__Exercise objective__: Return all lines of the records that contain the word "Paint".

=== Given data ===

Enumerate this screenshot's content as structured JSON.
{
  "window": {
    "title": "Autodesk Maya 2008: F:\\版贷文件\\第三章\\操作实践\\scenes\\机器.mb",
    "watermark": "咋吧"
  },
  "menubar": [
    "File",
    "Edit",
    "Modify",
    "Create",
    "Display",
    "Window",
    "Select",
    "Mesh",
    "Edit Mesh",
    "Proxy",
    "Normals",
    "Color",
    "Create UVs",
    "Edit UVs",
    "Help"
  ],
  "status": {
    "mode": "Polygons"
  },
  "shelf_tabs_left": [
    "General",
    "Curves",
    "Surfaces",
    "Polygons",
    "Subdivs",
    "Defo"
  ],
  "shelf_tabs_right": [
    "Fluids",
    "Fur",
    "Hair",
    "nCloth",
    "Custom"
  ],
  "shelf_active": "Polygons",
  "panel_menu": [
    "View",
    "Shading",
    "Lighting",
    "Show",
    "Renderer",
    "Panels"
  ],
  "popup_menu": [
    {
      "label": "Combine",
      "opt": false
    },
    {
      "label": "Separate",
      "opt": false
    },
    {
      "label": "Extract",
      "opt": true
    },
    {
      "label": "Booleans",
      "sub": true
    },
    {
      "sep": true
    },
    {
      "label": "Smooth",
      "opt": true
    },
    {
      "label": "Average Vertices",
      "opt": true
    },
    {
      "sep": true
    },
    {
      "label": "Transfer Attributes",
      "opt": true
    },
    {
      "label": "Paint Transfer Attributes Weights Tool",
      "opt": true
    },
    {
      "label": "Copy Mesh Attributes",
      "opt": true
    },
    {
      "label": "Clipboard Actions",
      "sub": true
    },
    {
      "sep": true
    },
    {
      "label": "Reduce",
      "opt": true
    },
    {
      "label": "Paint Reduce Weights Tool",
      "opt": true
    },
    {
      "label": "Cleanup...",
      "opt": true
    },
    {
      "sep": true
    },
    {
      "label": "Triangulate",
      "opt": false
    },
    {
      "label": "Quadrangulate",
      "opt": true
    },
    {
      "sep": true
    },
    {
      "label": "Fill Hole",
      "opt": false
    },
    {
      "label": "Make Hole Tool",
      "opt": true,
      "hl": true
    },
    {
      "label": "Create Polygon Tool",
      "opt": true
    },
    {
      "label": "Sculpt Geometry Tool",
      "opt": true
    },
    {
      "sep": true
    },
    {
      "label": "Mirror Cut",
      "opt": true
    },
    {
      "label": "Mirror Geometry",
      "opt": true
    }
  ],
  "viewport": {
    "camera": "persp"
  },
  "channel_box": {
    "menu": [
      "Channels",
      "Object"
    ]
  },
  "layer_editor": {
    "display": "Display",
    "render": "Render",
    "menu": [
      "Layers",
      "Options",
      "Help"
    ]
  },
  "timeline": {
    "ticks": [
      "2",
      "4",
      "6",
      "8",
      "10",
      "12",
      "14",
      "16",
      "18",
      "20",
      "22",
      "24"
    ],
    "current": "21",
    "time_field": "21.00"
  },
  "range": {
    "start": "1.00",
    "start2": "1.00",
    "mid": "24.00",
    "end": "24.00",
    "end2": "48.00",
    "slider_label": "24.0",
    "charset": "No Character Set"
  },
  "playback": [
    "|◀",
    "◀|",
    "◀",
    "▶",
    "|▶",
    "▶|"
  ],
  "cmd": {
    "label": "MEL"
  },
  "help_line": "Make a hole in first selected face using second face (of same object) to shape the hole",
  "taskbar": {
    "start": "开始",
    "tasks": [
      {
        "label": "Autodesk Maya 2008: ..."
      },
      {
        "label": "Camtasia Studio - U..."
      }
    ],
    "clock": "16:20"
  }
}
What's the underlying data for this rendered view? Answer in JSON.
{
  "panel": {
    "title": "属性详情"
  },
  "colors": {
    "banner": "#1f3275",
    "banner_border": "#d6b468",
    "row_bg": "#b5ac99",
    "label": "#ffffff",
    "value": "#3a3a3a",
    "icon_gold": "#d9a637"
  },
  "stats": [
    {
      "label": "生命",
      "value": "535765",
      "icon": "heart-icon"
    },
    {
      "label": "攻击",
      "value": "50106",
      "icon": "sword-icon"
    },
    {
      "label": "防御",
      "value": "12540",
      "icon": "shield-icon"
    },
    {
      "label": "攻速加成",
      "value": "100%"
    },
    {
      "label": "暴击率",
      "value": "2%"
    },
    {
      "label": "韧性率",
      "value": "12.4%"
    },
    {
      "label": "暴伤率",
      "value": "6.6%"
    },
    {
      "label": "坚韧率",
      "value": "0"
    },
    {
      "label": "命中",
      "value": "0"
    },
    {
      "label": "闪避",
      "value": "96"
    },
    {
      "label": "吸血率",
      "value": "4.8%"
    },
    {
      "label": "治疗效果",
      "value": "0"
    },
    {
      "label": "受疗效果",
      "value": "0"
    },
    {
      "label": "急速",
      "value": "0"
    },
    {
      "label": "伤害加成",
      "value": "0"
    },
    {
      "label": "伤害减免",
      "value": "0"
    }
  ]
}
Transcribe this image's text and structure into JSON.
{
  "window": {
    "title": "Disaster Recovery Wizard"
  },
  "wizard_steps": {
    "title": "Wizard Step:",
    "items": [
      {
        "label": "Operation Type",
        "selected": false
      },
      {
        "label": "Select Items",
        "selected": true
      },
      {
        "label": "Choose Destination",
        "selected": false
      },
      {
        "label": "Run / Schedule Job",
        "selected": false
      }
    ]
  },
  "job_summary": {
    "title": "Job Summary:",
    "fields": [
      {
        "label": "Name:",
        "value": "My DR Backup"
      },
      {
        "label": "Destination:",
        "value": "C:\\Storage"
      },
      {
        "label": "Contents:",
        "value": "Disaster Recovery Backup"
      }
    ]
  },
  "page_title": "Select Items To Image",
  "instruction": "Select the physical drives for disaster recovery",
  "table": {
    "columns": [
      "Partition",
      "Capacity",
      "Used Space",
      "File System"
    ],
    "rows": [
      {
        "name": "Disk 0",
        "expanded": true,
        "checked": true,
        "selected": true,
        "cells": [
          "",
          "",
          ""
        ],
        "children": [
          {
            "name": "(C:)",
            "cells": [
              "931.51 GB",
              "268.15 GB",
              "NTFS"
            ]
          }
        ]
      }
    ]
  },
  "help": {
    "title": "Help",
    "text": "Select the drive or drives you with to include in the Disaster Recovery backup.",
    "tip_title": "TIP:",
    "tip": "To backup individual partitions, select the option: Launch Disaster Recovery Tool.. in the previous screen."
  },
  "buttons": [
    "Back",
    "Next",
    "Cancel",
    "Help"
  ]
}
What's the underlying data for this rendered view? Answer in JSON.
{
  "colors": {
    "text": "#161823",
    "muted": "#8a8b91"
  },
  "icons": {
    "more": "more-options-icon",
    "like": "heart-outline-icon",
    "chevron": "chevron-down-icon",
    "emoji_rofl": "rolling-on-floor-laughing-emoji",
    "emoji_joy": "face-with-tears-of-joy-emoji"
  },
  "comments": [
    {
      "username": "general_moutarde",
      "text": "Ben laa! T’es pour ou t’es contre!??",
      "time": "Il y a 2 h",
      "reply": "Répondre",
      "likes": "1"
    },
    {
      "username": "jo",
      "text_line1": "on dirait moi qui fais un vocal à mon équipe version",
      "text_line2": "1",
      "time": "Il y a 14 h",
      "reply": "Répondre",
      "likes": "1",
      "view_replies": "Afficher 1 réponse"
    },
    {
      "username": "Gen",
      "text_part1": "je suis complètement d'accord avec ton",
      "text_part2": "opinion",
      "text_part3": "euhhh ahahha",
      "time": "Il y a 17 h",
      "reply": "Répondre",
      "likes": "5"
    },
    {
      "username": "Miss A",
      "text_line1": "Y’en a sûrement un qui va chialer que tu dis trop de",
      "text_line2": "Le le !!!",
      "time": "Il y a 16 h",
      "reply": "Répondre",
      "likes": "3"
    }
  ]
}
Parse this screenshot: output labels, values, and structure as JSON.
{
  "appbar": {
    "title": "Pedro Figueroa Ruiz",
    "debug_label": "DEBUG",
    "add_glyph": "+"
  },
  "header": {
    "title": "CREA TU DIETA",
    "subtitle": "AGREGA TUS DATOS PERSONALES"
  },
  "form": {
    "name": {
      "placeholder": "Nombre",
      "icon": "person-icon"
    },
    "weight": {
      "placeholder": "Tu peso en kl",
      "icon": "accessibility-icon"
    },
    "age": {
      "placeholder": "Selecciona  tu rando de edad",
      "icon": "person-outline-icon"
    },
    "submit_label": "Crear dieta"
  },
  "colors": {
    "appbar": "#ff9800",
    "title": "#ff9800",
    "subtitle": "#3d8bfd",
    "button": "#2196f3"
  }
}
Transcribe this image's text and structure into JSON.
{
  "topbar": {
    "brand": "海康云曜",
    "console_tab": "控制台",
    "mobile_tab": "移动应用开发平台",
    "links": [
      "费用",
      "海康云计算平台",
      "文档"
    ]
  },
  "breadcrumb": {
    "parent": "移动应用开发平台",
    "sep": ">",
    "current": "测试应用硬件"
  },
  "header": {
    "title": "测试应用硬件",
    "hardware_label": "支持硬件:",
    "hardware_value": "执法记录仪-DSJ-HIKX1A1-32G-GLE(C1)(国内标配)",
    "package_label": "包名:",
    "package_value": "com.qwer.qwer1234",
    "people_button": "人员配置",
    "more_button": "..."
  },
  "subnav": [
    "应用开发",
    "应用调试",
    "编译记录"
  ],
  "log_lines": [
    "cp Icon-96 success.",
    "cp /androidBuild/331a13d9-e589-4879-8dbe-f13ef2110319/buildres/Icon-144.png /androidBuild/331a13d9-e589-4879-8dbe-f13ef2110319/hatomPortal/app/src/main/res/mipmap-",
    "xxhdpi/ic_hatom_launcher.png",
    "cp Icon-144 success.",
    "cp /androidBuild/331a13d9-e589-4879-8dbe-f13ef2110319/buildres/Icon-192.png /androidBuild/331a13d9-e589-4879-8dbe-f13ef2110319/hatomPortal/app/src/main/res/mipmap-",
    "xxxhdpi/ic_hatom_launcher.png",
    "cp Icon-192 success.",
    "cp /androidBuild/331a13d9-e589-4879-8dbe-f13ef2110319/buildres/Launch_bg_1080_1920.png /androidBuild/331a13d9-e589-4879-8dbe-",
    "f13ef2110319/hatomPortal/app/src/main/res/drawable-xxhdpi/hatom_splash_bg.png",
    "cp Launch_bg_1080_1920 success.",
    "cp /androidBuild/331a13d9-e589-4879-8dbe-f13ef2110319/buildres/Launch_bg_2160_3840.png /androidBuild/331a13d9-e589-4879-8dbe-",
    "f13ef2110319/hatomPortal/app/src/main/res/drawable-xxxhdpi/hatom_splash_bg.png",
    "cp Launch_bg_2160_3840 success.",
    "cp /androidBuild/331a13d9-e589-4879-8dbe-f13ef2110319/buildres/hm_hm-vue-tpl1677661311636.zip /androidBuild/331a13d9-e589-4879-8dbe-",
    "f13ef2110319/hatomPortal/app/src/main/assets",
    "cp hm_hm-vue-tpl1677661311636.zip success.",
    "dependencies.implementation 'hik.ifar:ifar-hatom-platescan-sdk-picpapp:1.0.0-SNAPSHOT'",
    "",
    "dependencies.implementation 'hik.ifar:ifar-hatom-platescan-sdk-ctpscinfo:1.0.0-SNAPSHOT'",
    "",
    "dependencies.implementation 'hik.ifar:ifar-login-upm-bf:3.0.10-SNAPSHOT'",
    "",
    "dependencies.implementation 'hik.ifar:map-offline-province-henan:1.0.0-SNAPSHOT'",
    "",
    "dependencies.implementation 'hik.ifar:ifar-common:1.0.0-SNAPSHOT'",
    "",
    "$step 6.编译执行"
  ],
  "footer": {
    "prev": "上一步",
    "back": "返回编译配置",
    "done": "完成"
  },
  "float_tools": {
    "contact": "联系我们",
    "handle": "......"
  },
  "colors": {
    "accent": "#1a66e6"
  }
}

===

__Solution__:
      "label": "Paint Transfer Attributes Weights Tool",
      "label": "Paint Reduce Weights Tool",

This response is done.